(2010) Directed by Semih Kaplanoglu
Click to watch the trailer below:
Official program description: Yusuf’s father is a beekeeper whose father hangs his beehives at the top of tall trees. One day, his father travels to a faraway forest on a risky mission, and later Yusuf must enter the forest alone in search of him.
Writer/director Semih Kaplanoglu delivers the third and final entry in the ‘Yusuf’ trilogy, this time focusing on the principal character’s childhood. Admittedly, I was entirely unaware until afterward that I’d just seen the final installment, though since they are told in reverse chronological order, one can enter Yusuf’s world through Honey knowing even less. Quick research revealed that the minimalistic Kaplanoglu style involving long, silent sequences and locked-off cameras is very much his trademark, and certainly the antithesis of mainstream cinema. Indeed, I was reminded very much of the equally simple but beautiful Korean epic Why Has Bodhi-Dharma Left For The East? of a decade earlier. In both instances, the deep, impenetrable and imposing natural world is deliberately silent and overpowering so as to show the true place of nature in the human narrative.
Nothing could be more suited to the character of Yusuf, the deeply sensitive young boy who is himself so chronically-shy that speech for him is rare. Deep within the Turkish forests, he is heard to speak only with two characters throughout: his father, whom he idolizes, and even then can only communicate in whispers, and his schoolteacher, with whom he is desperate to impress with his reading comprehension skills. Yet in silence, he is fascinated by the world around him while at the same time almost too afraid to touch it. That he will grow into a poet (as seen in the two prequels) is in no way hard to believe.
“The minimalistic Kaplanoglu style involving long, silent sequences and locked-off cameras is very much his trademark, and certainly the antithesis of mainstream cinema.”
Obviously, much of the success of Honey therefore hangs on the child actor selected to play the lead role, but in Bora Atlas, Kaplanoglu has struck gold.

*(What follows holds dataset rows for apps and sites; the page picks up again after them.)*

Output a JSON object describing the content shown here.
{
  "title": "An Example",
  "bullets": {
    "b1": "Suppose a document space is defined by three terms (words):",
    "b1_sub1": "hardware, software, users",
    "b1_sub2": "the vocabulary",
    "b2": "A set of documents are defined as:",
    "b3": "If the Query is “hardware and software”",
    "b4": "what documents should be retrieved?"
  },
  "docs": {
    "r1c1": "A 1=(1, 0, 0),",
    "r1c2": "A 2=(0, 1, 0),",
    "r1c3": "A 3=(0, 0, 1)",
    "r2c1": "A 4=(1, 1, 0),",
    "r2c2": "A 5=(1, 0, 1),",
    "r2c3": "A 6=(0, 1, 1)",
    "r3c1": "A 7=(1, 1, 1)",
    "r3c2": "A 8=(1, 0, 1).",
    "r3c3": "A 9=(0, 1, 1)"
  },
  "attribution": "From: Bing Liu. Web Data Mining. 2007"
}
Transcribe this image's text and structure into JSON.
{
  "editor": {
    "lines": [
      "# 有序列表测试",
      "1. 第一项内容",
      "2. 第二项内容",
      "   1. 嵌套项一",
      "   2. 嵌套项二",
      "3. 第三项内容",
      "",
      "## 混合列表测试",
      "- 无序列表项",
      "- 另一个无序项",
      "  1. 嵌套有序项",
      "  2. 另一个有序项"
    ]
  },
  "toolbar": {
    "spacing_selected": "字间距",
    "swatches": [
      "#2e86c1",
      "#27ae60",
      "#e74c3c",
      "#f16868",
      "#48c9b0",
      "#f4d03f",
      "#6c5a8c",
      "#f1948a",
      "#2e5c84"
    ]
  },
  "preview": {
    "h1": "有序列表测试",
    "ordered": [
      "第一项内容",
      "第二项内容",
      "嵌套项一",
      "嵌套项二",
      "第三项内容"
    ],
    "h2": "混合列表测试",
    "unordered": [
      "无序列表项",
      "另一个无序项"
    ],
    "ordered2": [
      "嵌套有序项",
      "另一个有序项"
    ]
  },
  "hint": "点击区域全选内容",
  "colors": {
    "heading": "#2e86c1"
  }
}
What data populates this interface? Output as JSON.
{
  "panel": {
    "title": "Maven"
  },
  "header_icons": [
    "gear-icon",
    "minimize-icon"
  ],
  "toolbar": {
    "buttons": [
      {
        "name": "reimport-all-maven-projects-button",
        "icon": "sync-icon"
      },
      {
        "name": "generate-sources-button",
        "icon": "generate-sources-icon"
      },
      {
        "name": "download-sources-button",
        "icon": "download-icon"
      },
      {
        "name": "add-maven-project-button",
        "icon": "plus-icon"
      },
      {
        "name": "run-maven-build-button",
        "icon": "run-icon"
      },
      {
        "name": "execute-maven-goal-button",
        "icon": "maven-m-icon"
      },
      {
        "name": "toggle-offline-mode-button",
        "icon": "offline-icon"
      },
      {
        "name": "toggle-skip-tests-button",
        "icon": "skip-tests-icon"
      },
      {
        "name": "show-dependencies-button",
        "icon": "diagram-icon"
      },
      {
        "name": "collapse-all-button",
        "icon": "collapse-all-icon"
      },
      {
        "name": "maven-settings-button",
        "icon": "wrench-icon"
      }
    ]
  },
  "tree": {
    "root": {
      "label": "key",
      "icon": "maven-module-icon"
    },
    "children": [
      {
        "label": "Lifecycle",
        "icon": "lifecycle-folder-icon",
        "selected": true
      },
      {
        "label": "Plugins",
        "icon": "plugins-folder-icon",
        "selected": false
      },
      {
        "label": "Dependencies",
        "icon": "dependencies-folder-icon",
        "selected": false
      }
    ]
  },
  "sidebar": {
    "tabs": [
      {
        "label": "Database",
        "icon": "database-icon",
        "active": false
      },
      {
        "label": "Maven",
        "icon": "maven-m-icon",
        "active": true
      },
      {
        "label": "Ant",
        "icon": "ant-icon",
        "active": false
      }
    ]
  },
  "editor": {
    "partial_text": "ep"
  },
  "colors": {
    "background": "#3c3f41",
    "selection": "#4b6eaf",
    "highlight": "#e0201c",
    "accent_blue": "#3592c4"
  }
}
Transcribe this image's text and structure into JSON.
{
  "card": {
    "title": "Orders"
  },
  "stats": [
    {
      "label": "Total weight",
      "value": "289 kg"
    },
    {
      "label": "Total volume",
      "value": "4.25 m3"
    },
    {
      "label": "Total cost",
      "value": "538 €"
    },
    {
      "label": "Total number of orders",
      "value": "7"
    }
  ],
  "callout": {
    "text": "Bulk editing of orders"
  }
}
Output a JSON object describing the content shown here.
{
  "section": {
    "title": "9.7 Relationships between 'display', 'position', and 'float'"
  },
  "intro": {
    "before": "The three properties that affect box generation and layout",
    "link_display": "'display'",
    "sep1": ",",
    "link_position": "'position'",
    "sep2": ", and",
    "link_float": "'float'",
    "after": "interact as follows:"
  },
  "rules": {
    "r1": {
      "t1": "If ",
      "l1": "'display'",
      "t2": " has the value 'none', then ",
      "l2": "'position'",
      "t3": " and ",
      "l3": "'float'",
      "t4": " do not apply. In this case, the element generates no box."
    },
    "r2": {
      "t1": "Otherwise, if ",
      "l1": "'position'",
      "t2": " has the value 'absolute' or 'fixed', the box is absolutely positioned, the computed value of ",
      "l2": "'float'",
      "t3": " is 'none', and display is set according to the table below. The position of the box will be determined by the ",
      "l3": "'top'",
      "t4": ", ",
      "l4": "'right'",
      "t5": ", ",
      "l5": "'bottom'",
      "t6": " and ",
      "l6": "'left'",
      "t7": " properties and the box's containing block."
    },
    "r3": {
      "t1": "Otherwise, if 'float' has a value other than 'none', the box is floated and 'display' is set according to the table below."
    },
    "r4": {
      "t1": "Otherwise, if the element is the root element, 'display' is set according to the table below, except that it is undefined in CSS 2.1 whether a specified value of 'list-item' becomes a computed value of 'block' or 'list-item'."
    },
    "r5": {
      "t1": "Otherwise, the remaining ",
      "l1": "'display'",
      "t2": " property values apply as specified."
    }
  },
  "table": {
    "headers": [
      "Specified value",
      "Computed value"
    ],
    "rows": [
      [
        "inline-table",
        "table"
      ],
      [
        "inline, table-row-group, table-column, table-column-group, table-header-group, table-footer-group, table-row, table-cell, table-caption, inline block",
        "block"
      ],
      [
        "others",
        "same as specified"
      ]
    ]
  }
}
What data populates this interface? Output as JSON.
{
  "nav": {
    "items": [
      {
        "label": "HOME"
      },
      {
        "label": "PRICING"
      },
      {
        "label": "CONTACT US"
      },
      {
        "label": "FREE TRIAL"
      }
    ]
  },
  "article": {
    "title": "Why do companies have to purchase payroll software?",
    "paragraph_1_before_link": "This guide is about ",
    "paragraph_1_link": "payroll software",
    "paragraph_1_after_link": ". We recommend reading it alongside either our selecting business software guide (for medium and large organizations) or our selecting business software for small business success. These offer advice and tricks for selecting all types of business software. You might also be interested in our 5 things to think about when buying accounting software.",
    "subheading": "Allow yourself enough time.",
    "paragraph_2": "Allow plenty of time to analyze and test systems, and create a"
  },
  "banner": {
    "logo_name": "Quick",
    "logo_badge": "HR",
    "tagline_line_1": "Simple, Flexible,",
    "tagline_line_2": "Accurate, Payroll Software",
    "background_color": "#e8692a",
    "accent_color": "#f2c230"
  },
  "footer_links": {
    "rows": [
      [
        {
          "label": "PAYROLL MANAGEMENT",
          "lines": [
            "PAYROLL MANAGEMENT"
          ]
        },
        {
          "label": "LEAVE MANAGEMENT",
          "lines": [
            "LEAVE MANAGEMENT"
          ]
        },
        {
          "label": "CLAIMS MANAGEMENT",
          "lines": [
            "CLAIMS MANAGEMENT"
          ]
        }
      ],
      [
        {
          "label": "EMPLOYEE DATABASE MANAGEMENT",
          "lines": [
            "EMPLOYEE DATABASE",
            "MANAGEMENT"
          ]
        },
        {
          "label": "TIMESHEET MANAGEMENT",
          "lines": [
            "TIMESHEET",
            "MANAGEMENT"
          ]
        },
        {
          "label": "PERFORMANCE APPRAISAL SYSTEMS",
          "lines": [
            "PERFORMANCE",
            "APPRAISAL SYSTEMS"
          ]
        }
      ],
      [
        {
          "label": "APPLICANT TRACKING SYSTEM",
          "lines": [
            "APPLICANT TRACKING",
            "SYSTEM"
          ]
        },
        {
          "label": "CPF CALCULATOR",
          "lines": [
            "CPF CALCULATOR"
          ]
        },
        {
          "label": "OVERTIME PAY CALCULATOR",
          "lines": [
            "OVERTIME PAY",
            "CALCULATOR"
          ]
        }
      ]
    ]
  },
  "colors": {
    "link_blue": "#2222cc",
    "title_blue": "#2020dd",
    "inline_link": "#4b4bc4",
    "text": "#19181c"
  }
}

Whether or not the young star intrinsically understood what was being asked of him, he imbues Yusuf with wonderful naivete and innocence enshrouded by his fear and awe of the world so well that one can’t imagine anyone else playing the part better. In the absence of dialogue for the most part, Atlas must convey his character entirely through his facial expressions and body language, which he does with the conviction of a young boy who very probably didn’t really know what was going on and for Yusuf, this is in character.
It’s easy to criticise the so-called ADHD generation for having the attention span of a bee and therefore unlikely to find Honey ideal viewing. However, given the director’s Philip Glass-like approach to film-making and the paucity of dialogue, the film is a challenge to even fans of art house cinema at 103 minutes in length. While the point is to really capture the unshakeable silence of Yusuf’s world, it could easily lose at least 20 minutes and still deliver the same message without feeling at all rushed. Yet I also feel compelled somewhere down the line to watch predecessors Milk and Egg to see if this is a shortcoming of the Kaplanglu approach or whether this time around, those self-same elements don’t hold together. It is nonetheless the mark of a confident director not compelled to hide a multitude of sins through post-production.
Ultimately, Honey is a fine piece of cinema that just falls short of greatness perhaps for being too one-note in its approach. I still find plenty in it to recommend however and its refreshing simplicity is the perfect antidote to formulaic claptrap.
Coming Up Next
It’s Iceland, 1973, and the inhabitants of a small, sleepy island find their lives disrupted by the very ground beneath their feet. The true story of Eldfell captured on camera for all to see when World On Film returns.